### Prompt
Show each line of the records below where the word "value" occurs.
Exercise materials Start Marker
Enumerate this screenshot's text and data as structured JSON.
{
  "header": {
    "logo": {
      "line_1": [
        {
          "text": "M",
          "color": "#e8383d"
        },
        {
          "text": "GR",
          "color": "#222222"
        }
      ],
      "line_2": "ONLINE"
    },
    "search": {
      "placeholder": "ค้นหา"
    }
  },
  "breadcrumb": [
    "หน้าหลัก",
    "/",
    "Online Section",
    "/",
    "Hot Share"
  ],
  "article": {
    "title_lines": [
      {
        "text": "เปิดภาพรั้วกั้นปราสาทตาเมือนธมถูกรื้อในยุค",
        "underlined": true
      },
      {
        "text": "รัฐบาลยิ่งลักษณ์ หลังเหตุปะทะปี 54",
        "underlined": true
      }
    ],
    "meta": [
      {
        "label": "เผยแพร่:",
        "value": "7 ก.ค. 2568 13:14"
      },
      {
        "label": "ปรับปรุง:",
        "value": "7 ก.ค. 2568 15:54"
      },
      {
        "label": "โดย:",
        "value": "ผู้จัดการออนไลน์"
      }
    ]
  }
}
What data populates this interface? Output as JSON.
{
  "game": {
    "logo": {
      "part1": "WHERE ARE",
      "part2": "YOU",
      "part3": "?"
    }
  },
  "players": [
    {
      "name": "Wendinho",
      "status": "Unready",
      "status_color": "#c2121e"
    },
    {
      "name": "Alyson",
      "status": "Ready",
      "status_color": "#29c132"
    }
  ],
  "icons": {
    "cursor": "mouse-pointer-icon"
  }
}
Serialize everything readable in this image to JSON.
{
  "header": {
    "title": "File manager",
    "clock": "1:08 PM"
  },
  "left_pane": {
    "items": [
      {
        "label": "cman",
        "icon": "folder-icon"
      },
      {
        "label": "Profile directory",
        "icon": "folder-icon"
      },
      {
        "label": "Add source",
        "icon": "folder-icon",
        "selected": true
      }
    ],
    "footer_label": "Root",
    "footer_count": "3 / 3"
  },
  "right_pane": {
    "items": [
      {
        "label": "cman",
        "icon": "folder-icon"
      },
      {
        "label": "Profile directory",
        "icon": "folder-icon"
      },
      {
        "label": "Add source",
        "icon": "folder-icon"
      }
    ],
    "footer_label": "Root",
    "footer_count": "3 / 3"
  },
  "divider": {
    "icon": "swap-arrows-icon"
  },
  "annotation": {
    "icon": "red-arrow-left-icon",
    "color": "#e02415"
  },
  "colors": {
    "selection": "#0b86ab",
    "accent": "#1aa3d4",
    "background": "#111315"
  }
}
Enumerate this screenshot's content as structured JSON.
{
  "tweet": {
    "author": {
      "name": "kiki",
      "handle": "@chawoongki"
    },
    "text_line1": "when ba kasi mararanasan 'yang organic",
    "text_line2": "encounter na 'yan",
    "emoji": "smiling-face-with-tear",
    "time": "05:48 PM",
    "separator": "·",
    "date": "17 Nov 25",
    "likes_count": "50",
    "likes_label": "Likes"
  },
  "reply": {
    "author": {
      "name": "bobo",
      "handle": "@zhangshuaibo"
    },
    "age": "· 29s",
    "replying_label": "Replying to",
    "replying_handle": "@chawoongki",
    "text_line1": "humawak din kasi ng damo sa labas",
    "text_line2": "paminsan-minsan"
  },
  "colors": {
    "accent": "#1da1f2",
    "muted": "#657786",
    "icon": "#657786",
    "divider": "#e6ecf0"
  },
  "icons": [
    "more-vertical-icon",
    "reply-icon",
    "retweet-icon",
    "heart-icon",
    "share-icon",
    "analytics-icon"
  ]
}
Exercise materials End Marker
### Expected answer
        "value": "7 ก.ค. 2568 13:14"
        "value": "7 ก.ค. 2568 15:54"
        "value": "ผู้จัดการออนไลน์"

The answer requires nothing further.